PAN TO DINERS ENJOYING THEIR MEAL
SFX: GOOD COVERSATION
It’s lunchtime on New Year’s Eve, 2004. Pearl and I are sitting in a new Dolce Vita, a stone’s throw away from the previous incarnation. There are differences. For a start, the Mk II version opens early and closes at 5pm – Celine, in particular, appreciates the fact that “We’ve now got a life.” Innovations include a retail counter where you can buy fine hay-flavoured ham and the best mortadella I’ve had this side of Bologna, as well as Italian cheeses in pristine condition. Out have gone the large tables and the linen napkins that denote a ‘serious’ restaurant, in favour of an informal ambience.
Yet the food remains as serious as ever. “Best pasta I’ve had in my life” was a comment from an adjacent table. The bread was as good as we remembered. A shared antipasto misto proved an attractively arranged treasure trove of edible delights. Pearl’s crespelle with ricotta cheese was delicate, ethereal – though she was not a fan of the accompanying salad – “Too much raw pepper and cucumber.”

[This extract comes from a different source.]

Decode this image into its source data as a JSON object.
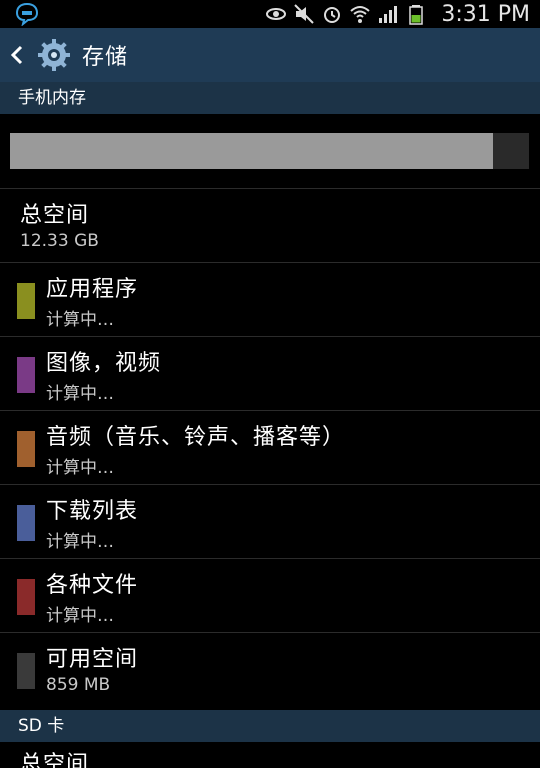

C/U MAN OF AMPLE DIMENSIONS GREEDILY MOPPING UP LAST REMNANTS OF SAUCE WITH A TRANCHE OF OLIVE BREAD
My cotechino sausage with braised lentils was, in total contrast, appropriately robust and satisfying, so much so I begged the recipe afterwards. Wine on the short list is enthusiastically sourced, chosen to complement the food and much is available by the glass. I happened to know Robert is passionate about his Arneis and when, seeking a glass of red to follow, Celine ventured “I’ve just opened a nice Rosso Conero.” And the panna cotta – ah, the panna cotta!
If you are in the area, La Dolce Vita is a ‘must dine’. Problem is they don’t take bookings and there’s invariably a queue at lunchtime. To paraphrase the old election slogan “Eat early, eat often.” In a country where Italian food is all too often a lowest common denominator phenomenon, unimaginative, unauthentic or just plain crap, Roberto Pons’ cooking at La Dolce Vita is both a monument saying “Behold! This is it” and a signpost pointing the way to go for others. In a culinary genre depending for success on the meticulous execution of simple concepts the difference between the mundane and the sublime is hard to define. Nevertheless, I believe, you’ll know it when you taste it.
For the record, all we ate cost e76, ex-service including 6 glasses of wine.

FADE TO CLOSE. SFX: SIGHS OF SATISFACTION

La Dolce Vita, Trimmer’s Lane, Wexford. Tel: (053) 70806. Mon-Sat 9am – 5pm